If a line in the data holds "live", copy that line out in full.

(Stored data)
- Opening Delimiter -

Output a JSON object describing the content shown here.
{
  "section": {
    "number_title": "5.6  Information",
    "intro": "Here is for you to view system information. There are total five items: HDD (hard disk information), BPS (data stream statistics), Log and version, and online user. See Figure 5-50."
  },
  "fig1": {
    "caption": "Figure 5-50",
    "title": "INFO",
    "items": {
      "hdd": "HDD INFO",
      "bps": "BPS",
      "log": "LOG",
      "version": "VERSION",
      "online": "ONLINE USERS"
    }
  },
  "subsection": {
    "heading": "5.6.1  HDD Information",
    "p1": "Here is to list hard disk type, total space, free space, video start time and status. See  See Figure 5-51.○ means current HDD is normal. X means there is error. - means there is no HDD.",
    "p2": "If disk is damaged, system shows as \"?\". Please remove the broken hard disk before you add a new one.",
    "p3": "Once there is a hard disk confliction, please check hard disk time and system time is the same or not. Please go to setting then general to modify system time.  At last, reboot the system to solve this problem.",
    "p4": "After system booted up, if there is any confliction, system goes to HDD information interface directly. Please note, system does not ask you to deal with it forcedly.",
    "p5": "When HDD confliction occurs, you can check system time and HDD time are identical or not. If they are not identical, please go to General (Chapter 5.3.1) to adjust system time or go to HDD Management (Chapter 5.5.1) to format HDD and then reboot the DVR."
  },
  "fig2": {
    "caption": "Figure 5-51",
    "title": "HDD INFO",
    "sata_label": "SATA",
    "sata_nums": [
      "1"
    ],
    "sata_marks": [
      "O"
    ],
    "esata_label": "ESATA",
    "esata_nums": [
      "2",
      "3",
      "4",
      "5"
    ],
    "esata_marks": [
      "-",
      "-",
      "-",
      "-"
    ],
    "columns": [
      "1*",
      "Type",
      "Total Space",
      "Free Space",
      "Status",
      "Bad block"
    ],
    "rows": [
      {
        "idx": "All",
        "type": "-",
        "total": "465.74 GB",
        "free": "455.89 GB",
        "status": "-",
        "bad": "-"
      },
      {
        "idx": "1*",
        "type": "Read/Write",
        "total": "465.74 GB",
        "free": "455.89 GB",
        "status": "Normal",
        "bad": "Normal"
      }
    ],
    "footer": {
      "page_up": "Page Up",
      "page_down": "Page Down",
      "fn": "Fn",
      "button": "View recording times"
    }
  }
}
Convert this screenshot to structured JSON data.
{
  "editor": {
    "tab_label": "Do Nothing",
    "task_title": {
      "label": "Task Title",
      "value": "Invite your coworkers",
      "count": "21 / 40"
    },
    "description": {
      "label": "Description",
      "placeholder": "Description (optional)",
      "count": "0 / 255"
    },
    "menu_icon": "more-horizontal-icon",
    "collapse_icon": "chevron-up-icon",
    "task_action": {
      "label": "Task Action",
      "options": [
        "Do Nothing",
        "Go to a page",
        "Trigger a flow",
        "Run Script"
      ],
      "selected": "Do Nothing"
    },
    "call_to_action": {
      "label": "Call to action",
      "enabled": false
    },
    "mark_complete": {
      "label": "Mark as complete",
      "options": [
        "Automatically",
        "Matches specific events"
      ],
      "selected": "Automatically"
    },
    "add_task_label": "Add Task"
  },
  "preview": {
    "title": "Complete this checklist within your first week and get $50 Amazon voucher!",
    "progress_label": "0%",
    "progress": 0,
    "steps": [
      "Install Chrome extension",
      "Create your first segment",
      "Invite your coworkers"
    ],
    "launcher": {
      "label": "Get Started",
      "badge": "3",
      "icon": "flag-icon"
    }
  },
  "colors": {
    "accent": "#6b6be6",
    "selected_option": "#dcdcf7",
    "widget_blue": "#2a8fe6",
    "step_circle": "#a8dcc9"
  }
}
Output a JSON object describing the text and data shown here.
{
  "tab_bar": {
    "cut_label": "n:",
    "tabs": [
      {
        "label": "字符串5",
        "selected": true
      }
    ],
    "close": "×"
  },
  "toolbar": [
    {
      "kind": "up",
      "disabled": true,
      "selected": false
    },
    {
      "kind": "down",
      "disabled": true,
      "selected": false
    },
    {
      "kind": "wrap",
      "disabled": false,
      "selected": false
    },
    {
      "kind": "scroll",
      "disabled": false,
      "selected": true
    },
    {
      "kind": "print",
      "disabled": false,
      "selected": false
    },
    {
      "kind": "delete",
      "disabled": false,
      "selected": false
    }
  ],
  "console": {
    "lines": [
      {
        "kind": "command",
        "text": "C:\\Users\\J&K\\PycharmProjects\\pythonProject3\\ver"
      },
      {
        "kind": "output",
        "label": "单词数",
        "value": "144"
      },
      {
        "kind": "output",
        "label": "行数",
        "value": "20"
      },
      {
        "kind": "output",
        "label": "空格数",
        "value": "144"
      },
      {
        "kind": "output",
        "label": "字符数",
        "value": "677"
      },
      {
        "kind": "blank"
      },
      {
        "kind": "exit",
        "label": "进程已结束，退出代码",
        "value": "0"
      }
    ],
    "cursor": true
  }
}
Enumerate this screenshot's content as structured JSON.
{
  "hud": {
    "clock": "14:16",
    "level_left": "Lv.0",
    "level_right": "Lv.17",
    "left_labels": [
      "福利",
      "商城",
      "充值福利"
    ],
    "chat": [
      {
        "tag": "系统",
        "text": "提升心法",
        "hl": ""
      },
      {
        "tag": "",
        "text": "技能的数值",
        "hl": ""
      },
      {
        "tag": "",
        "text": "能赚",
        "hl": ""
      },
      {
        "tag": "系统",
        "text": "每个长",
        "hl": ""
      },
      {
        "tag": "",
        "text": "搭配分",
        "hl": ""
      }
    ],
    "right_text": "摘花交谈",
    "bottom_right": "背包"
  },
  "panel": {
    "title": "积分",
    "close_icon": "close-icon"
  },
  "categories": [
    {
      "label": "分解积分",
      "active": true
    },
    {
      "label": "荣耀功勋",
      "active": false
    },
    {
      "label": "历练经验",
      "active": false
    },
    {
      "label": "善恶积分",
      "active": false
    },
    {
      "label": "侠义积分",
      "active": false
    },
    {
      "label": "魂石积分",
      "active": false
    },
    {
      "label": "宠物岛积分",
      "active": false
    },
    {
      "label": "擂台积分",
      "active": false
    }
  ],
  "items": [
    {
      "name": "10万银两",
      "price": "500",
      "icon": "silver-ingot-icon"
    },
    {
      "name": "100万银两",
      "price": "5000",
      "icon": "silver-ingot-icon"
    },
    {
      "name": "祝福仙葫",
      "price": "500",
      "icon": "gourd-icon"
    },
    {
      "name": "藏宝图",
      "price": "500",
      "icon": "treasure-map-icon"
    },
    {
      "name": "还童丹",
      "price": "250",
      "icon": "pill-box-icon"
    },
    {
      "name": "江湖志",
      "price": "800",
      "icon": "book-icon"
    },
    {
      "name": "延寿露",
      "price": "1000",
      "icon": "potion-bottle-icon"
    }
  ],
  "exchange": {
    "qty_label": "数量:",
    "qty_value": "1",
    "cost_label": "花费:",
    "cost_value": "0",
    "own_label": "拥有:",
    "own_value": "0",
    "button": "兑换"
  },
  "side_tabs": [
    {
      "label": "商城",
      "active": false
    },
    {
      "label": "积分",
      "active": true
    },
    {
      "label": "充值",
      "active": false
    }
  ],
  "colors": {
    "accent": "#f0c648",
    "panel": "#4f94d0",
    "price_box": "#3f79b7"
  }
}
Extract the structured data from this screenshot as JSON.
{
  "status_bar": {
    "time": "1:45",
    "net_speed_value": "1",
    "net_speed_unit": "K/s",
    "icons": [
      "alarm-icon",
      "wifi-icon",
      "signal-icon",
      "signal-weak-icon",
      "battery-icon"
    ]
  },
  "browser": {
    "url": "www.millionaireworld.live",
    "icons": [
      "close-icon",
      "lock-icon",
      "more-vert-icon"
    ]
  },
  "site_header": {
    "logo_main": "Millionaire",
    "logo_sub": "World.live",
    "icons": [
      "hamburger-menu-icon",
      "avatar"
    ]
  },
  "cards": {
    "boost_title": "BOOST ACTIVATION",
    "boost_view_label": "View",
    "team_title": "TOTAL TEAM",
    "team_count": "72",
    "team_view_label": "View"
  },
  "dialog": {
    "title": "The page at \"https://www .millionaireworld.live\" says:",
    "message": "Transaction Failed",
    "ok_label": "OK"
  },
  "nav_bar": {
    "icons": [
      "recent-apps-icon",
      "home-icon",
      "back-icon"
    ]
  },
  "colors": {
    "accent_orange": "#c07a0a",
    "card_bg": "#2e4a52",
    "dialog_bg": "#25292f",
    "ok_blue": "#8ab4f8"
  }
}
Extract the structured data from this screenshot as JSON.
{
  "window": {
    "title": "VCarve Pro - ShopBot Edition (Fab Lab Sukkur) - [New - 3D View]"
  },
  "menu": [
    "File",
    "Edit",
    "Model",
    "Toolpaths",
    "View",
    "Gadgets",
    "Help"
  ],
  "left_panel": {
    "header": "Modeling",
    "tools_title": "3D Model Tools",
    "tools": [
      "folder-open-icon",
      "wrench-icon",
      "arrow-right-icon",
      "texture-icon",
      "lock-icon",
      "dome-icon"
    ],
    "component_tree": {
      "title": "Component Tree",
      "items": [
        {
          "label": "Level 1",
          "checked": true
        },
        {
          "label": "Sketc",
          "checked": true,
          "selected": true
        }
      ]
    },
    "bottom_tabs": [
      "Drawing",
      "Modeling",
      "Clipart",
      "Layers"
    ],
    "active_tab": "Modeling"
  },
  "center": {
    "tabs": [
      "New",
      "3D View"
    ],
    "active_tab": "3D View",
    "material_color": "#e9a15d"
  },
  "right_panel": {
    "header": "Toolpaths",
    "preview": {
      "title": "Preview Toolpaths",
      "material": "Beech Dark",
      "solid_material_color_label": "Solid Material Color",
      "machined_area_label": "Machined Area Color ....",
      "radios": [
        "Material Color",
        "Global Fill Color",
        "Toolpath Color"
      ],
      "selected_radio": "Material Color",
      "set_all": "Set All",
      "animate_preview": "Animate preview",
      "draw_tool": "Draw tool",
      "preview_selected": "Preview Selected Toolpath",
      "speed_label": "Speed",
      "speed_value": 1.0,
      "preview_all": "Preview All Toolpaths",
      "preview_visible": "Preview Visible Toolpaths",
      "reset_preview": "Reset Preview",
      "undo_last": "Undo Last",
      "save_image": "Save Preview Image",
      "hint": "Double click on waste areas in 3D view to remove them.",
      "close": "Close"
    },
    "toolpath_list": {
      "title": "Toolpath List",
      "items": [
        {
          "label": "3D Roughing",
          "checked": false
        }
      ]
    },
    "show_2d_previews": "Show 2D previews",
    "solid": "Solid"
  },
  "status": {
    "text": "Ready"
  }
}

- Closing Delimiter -

**Solution for this task:**
    "url": "www.millionaireworld.live",
    "logo_sub": "World.live",
    "title": "The page at \"https://www .millionaireworld.live\" says:",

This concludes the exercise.